If any moisture squeezes out, it’s definitely not done yet and can go back into the dehydrator. If it cracks and breaks, you’ve left it too long, and it’s already past the point of best flavor and texture. It’s still perfectly edible, just not as good as it might have been.

How Long Will homemade jerky last?

Homemade beef jerky, on the other hand, should last one to two months if you store it in an airtight container after making it. If you store beef jerky in a Ziplock bag in your pantry, it’ll last about a week. And, if you store your beef jerky in the fridge, you can expect it to last one to two weeks.

Is jerky cooked first?

The answer to the question of whether beef jerky is cooked may seem obvious to most, but you’d be surprised how often it is asked. … So the simplest answer is yes, as beef jerky is not raw. Yet it is not “cooked” in a conventional manner such as in an oven or on a stovetop as one might believe. Our beef jerky is smoked.

Can you get botulism from jerky?

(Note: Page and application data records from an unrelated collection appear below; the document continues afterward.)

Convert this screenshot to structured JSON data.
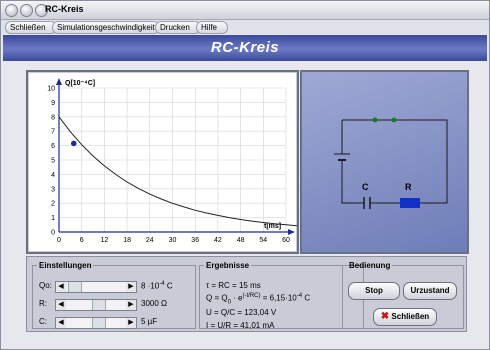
{
  "window": {
    "title": "RC-Kreis"
  },
  "menu": [
    "Schließen",
    "Simulationsgeschwindigkeit",
    "Drucken",
    "Hilfe"
  ],
  "header": {
    "title": "RC-Kreis"
  },
  "chart_data": {
    "type": "line",
    "ylabel": "Q[10⁻⁴C]",
    "xlabel": "t[ms]",
    "xlim": [
      0,
      60
    ],
    "ylim": [
      0,
      10
    ],
    "x_ticks": [
      "0",
      "6",
      "12",
      "18",
      "24",
      "30",
      "36",
      "42",
      "48",
      "54",
      "60"
    ],
    "y_ticks": [
      "0",
      "1",
      "2",
      "3",
      "4",
      "5",
      "6",
      "7",
      "8",
      "9",
      "10"
    ],
    "grid": true,
    "series": [
      {
        "values": [
          [
            0,
            8.0
          ],
          [
            3,
            6.96
          ],
          [
            6,
            6.06
          ],
          [
            9,
            5.28
          ],
          [
            12,
            4.59
          ],
          [
            15,
            3.99
          ],
          [
            18,
            3.47
          ],
          [
            21,
            3.03
          ],
          [
            24,
            2.63
          ],
          [
            27,
            2.29
          ],
          [
            30,
            1.99
          ],
          [
            33,
            1.74
          ],
          [
            36,
            1.51
          ],
          [
            39,
            1.32
          ],
          [
            42,
            1.15
          ],
          [
            45,
            1.0
          ],
          [
            48,
            0.87
          ],
          [
            51,
            0.76
          ],
          [
            54,
            0.66
          ],
          [
            57,
            0.57
          ],
          [
            60,
            0.5
          ],
          [
            63,
            0.43
          ]
        ]
      }
    ],
    "marker": {
      "x": 3.9,
      "y": 6.15
    }
  },
  "circuit": {
    "label_c": "C",
    "label_r": "R",
    "colors": {
      "resistor": "#1030c8",
      "wire": "#1a1a1a",
      "node": "#1d7a2a"
    }
  },
  "settings": {
    "legend": "Einstellungen",
    "q0": {
      "label": "Qo:",
      "value": "8",
      "unit_pre": "·10",
      "exp": "-4",
      "unit": "C",
      "level": 0.05
    },
    "r": {
      "label": "R:",
      "value": "3000 Ω",
      "level": 0.55
    },
    "c": {
      "label": "C:",
      "value": "5 µF",
      "level": 0.55
    }
  },
  "results": {
    "legend": "Ergebnisse",
    "line1": "τ = RC   = 15 ms",
    "line2_a": "Q = Q",
    "line2_b": "0",
    "line2_c": "· e",
    "line2_exp": "(-t/RC)",
    "line2_d": "= 6,15·10",
    "line2_exp2": "-4",
    "line2_e": "C",
    "line3": "U = Q/C = 123,04 V",
    "line4": "I = U/R   = 41,01 mA"
  },
  "controls": {
    "legend": "Bedienung",
    "stop": "Stop",
    "reset": "Urzustand",
    "close": "Schließen"
  }
}
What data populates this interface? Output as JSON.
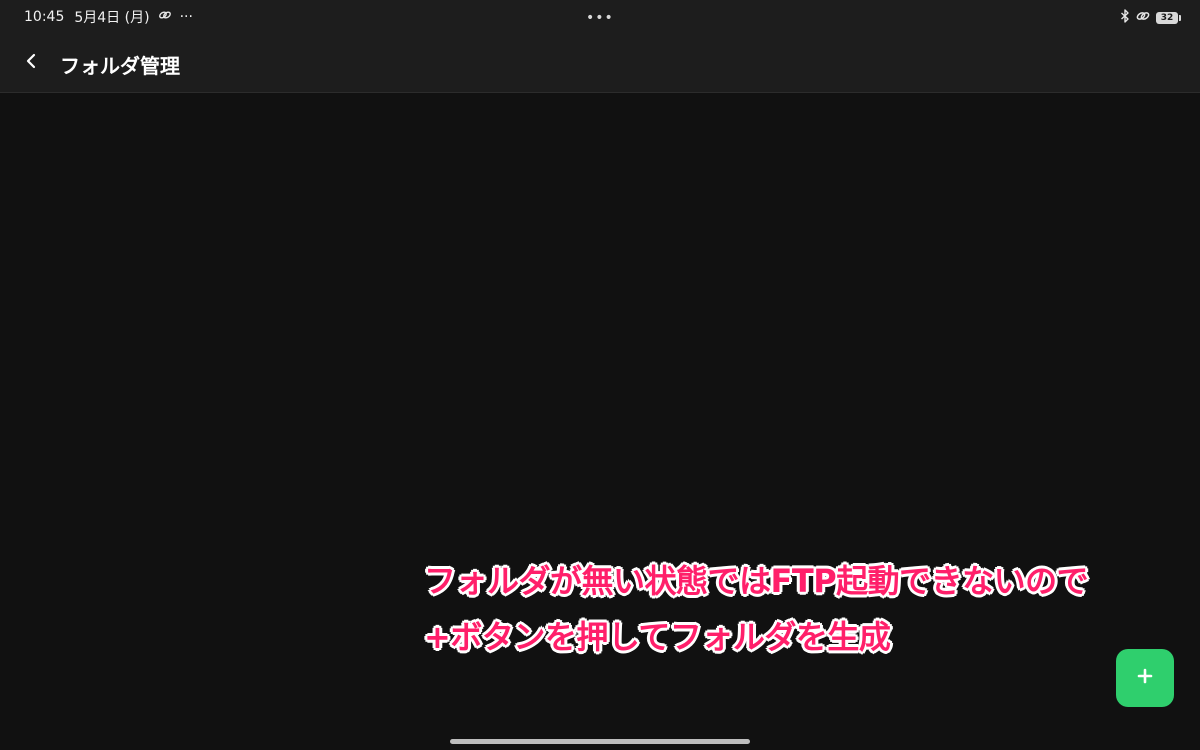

The organisms growing die at a lower temp, but the spores higher. Jerky that is dried with moving air or moving air and heat dries out too rapidly to be a concern with botulism from my understanding. I’m not aware of any cases of botulism from jerky, it is too quickly dried and too salty.